Whether you’re making a jump to a new industry or you’re a college graduate looking for your first job out of school, it’s likely you’ll be firing off a bunch of applications to a variety of companies. It’s not uncommon for people entering new job markets to apply to dozens—even hundreds—of job postings before landing a position.

In this post, we’ll help you to maximize efficiency during your job hunt and give you some organization tips to keep track of all your applications, resumes, interviews, etc., so nothing gets missed or misplaced.

Create a Filing System for Your Resumes and Cover Letters

Every job posting is unique because the needs of companies differ based on the industry, customer base, and organization structure. This means that even if you’re finding the same cookie cutter job postings, your resumes and cover letters should be customized for the business you’re applying to.

To ensure that you have a strong application, you’re going to want to create a separate Cover Letter and Resume for each job you plan to apply for. Your basic format or framework can remain consistent from application to application, but the details should change to emphasize your most relevant skills and experience based on what the job posting says.

With all the various drafts and versions of your Cover Letter and Resume you’ll have taking up space on your computer’s hard drive, it’s a good idea to have a filing system to keep track of everything.

The following are some suggestions for your Resume and Cover Letter filing system:

Create separate folders on your computer for each job application, separated by company and job post

Having your applications set into broad categories like company and job title will help you keep track of which version of your Resume and Cover Letter you’re sending to whom.

For example, let’s say you’re applying for a few marketing positions at Stallion Marketing. You’d create a folder for Stallion Marketing and then add separate folders titled Copywriter, Email Marketer, and Marketing Specialist. Then in each job title folder, you’d save or upload the appropriate Cover Letter and Resume.

Come up with standard naming conventions for each Resume and Cover Letter

You’re going to want to avoid having 100 files in different places on your computer all called Jane-Smith-Resume. It can make it difficult to find which file you’re looking for—especially if you’ve accidentally placed a file in the wrong folder. It’s better to create a unique name for each Resume and Cover Letter, so you know exactly which post they’re relevant to.

Consider including the name of the company, job title, and application date. For example, you could name your resume Stallion-Copywriter-Resume-June-2018, and then sort it into your Copywriter folder. This will create long file names (which some might consider ugly), but you’ll know exactly what you’re looking at before opening the file.

It should be noted that it’s best to include your first and last names in the file title when you submit your Resume and Cover Letter in the application. You can choose to save your files with your name in your filing system, or you can simply rename them entirely when you’re ready to submit them, e.g. John-Smith-Copywriter-Resume. Keep in mind, some job posts (like many government jobs) may indicate that your Resume and Cover Letter must be sent under a specific file name.

Use a Spreadsheet to Track Your Job Applications

When you’re sending out applications left, right, and center, it can be hard to keep track of your files, dates, and application statuses.

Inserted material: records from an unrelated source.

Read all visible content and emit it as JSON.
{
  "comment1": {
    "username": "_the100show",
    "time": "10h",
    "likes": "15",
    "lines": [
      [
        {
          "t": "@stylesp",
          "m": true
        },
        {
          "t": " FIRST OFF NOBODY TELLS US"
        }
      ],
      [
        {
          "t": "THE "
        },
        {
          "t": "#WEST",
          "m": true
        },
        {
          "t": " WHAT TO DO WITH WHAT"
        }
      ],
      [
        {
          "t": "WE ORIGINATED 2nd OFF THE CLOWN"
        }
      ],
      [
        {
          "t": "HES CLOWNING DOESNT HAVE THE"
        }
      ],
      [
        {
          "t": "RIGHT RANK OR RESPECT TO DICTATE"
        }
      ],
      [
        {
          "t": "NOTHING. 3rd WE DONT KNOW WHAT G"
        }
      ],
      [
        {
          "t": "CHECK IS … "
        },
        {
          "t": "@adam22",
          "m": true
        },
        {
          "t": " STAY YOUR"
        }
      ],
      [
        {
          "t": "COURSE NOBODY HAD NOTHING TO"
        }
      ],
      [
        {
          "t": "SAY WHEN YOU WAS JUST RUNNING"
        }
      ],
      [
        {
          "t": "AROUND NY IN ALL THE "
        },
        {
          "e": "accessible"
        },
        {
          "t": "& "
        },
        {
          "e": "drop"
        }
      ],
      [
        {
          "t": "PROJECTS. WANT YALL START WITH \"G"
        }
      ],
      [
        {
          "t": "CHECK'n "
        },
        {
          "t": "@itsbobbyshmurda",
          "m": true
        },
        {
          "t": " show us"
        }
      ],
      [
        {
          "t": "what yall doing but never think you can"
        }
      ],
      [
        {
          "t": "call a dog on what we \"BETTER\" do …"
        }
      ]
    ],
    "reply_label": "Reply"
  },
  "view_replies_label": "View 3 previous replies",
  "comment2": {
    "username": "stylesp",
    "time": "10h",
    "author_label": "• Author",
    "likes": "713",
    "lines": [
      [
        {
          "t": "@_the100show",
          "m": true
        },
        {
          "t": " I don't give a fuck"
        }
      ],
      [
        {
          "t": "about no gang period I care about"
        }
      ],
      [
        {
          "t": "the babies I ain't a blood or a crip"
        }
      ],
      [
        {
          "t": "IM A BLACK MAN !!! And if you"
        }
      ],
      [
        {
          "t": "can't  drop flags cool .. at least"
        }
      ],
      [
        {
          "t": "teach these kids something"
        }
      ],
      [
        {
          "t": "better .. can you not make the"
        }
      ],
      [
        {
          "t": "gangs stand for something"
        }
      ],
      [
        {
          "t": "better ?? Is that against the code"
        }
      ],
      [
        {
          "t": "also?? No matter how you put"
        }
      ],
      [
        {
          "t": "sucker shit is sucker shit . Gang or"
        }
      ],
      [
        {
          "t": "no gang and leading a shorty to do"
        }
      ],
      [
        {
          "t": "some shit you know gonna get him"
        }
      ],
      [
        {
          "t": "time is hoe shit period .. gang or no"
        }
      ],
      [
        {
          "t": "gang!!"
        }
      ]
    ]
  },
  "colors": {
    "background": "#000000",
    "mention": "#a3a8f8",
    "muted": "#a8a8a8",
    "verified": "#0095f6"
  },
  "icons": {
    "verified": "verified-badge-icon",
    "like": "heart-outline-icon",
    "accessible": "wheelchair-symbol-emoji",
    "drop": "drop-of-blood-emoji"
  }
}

If you want to ease your stress and diffuse the confusion during your application storm, you might benefit from organizing your various application details in a spreadsheet to help monitor activities and statuses.

You can organize your columns in whatever way suits you best, or you can copy the suggested fields in our example below to get your spreadsheet started.


Click to enlarge.

You might find it helpful to include a column for next steps where you can make notes of actions you can take following your submission, such as:

  • Dates you want to send follow-up emails
  • Other submissions (e.g. if you’re asked to submit a portfolio or writing samples for review)
  • Scheduled interview dates and times

Adding your next steps can allow you to keep track of your application’s flow through the hiring process.

Organizing for Peace of Mind

It’s easy to get bogged down with the monotonous process of rewriting your Resume and Cover Letter and sending email after email to hiring managers and recruiters. It’s also easy to lose your motivation, but keeping yourself organized with these filing systems and spreadsheets can help keep your stress down and energy up.

The important thing is to keep applying until you find the perfect job for you, and let these organization tricks help you out during your search.

What organization tactics do you use to help out with your job hunt? Let us know in the comments!

Posted by Spencer Knight

Spencer Knight is a writer whose nonfiction has appeared in Spinal Columns, The Bolo Tie Collective Anthology: Volume I, and filling Station.